My life as a single mother has often meant looking up, helpless, waving goodbye like Wile E. Coyote, after I'd realized the ground had dropped out from under me. A car breaking down, an illness that prevents me from working, or losing government funding has often been enough for me to sit at home, staring out the window, chewing my nails through waves of anxiety so great my vision grew fuzzy.
Several times in my years of working while putting myself through college, or working to start my freelancing career, the reason for this stress has been not qualifying for any form of child care assistance and not being able to afford it on my own.
It's not a problem reserved for single parents. Working families throughout Missoula struggle to find affordable care, and it's something Grace Decker at Child Care Resources has been trying to address for a long time. Decker's spent 20 years in child care and early education, serves on the board of trustees at Missoula County Public Schools and, for the last four years, has helped Missoula parents pay for care through CCR. She's seen the problem from every angle.
"Child care availability in Missoula is at crisis proportions," she recently wrote on social media. "At the same time child care workers are paid starvation wages, literally, and several large programs have closed over the past couple of years.

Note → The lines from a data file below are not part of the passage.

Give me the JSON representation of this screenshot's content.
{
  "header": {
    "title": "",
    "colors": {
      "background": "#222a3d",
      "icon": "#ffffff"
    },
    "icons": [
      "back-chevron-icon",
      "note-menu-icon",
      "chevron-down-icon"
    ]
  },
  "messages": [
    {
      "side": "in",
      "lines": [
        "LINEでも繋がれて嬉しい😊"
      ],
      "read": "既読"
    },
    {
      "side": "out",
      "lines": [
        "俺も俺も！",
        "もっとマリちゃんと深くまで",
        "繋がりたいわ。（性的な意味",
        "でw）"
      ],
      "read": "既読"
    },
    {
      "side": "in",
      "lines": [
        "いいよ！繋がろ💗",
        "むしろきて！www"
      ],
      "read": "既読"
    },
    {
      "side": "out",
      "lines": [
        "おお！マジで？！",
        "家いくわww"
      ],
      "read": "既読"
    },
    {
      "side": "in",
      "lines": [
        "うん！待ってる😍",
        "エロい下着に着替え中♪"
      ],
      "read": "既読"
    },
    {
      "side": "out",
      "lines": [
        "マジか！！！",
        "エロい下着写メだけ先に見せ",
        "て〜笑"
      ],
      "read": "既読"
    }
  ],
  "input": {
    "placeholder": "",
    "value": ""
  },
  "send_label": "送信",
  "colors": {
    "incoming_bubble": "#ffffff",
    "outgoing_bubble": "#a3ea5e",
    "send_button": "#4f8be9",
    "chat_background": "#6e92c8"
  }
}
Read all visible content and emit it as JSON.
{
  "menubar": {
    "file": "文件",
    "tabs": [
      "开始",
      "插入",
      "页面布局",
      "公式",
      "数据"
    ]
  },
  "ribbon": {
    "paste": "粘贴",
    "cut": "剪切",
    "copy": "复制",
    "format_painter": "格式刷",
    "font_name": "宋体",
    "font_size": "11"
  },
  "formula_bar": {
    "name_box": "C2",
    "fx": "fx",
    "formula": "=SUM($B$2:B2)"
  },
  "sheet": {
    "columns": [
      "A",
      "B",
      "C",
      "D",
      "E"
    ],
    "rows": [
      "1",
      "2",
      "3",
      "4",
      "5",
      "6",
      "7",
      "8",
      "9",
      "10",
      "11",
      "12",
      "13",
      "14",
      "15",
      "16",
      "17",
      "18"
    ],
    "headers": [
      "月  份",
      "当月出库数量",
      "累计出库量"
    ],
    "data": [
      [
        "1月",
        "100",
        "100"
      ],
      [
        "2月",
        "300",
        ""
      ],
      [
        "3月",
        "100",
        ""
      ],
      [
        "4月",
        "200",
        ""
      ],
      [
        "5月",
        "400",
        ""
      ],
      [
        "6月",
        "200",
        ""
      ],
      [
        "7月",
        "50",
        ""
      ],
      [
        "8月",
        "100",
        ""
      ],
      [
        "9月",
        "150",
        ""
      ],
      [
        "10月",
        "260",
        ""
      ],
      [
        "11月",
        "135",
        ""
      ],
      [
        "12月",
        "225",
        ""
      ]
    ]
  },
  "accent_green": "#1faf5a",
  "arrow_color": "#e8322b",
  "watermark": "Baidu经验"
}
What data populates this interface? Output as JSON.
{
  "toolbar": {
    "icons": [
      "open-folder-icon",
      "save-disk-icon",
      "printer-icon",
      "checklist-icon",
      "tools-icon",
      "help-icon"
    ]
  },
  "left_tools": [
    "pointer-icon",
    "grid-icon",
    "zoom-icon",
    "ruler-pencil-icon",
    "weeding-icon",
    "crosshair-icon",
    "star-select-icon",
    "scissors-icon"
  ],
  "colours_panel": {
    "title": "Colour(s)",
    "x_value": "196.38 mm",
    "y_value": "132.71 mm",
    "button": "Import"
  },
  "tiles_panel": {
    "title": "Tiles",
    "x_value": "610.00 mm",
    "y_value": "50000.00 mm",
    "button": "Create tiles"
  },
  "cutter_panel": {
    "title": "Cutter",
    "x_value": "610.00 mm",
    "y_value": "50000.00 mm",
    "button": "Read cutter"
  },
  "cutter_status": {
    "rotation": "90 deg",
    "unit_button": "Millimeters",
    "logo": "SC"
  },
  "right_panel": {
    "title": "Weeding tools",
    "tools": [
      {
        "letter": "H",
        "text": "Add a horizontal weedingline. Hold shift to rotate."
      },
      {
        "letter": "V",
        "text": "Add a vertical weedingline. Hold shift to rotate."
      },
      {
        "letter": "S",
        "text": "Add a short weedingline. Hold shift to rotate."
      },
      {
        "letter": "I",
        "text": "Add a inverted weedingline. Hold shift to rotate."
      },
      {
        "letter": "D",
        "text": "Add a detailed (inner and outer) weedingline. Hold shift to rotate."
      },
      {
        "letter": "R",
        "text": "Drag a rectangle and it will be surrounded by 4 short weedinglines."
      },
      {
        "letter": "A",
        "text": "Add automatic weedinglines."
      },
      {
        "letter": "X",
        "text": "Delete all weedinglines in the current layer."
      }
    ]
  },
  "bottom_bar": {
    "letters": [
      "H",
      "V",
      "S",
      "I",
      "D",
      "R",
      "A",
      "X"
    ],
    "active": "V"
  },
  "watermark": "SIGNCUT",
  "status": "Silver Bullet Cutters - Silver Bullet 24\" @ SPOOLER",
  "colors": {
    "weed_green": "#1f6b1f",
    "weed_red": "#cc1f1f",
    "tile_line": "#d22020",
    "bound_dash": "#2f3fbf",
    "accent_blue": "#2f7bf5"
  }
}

It's a huge problem. And yet we treat it as though it's each individual family's personal private problem."
That last sentence rings true, though I'd never realized how much. As a single mother for almost a decade, I am not a stranger to difficulties in finding any kind of child care, and long ago knew that places like Montessori schools and other high-quality programs would not be available to my family because of the high cost of tuition. But good luck finding an affordable program in Missoula that accepts babies.
I sat with Grace recently in Bernice's Bakery to talk about solutions to a problem every working parent faces. It wasn't the first time. She'd been an empathetic ear during my past struggles. Now, I was speaking to her not as someone in desperate need of help and guidance, but as an ally in helping her advocate for families who'd been in the same situation I had.
Infant care in Missoula is nearly nonexistent, and parents are growing more and more exasperated. In a recent live video post on Facebook, Missoula mom Jacole Johnson was emotional after learning her infant daughter's child care center was abruptly closing.
"Here in Missoula we have an abundance of amazing preschools," said Johnson. "But for early care, you have to get on a waitlist when you get that positive pregnancy test."
In the video, Johnson speaks of her experiences working in early childhood education, which she received a degree in, and how difficult it was to afford operating her own center. She also speaks of the hoops many families have to jump through to guarantee a safe place for their infants to attend once maternity leave ends and both parents go back to work full-time.
"Many families are paying for their infant's spots before their babies are even born," Johnson said.
These are common scenarios, according to Kelly Rosenleaf, CCR's executive director.
"For some centers, the waiting list is so long, your baby will be 2 by the time their spot is available," she says. "So families have to pay when their spot opens, even if they're still pregnant."
Rosenleaf says in Missoula, Ravalli and Mineral counties, there are 162 licensed child care facilities, 47 of which are centers and 115 are in private homes. But only 19 of those centers are licensed to take children under 2. Most of the home-based centers are licensed for infants, but simply can't afford to take on a months-old baby.
"If I had a partner, I'd be willing to provide infant care," says Denise Rohan-Smith, who has operated Little Dipper Daycare out of her Missoula home for 33 years. "But it's difficult to give an infant the attention he or she deserves while having to do everything else myself, like preparing meals, taking the kids outside, toilet-training other children."
Rohan-Smith's home is open from 8 a.m. to 5:30 p.m., Monday through Friday, and she also spends time outside of that on training and cleaning inside and outside her house. Even then, she struggles to get by and pay not just her own costs, but those of the daycare.